• [SOURCE MATERIAL]:
———

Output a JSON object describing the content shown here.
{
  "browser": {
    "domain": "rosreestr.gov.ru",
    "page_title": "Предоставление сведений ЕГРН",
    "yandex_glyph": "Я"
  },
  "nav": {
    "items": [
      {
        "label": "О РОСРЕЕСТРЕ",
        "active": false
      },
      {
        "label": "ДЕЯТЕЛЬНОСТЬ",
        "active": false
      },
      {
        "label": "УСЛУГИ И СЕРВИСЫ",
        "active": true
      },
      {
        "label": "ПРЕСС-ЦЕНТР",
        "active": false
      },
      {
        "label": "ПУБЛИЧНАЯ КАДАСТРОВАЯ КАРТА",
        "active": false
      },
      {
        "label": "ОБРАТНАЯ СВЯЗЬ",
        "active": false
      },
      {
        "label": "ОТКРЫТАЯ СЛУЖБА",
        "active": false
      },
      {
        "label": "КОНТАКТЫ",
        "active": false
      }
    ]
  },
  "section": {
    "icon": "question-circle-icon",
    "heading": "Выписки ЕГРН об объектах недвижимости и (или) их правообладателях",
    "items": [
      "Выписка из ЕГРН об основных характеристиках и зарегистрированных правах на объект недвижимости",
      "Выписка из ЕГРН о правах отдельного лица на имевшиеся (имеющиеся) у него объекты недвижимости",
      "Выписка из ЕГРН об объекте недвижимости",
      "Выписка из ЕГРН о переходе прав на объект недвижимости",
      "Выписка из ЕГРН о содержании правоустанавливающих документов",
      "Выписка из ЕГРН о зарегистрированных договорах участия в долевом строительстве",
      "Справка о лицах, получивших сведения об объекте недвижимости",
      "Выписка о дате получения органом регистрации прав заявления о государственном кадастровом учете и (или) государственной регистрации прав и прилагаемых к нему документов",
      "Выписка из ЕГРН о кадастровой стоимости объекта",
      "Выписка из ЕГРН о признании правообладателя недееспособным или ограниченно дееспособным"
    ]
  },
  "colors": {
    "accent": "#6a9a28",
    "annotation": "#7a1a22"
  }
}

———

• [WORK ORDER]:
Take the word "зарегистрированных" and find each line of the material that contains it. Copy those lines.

• [ANSWER BOX]:
      "Выписка из ЕГРН об основных характеристиках и зарегистрированных правах на объект недвижимости",
      "Выписка из ЕГРН о зарегистрированных договорах участия в долевом строительстве",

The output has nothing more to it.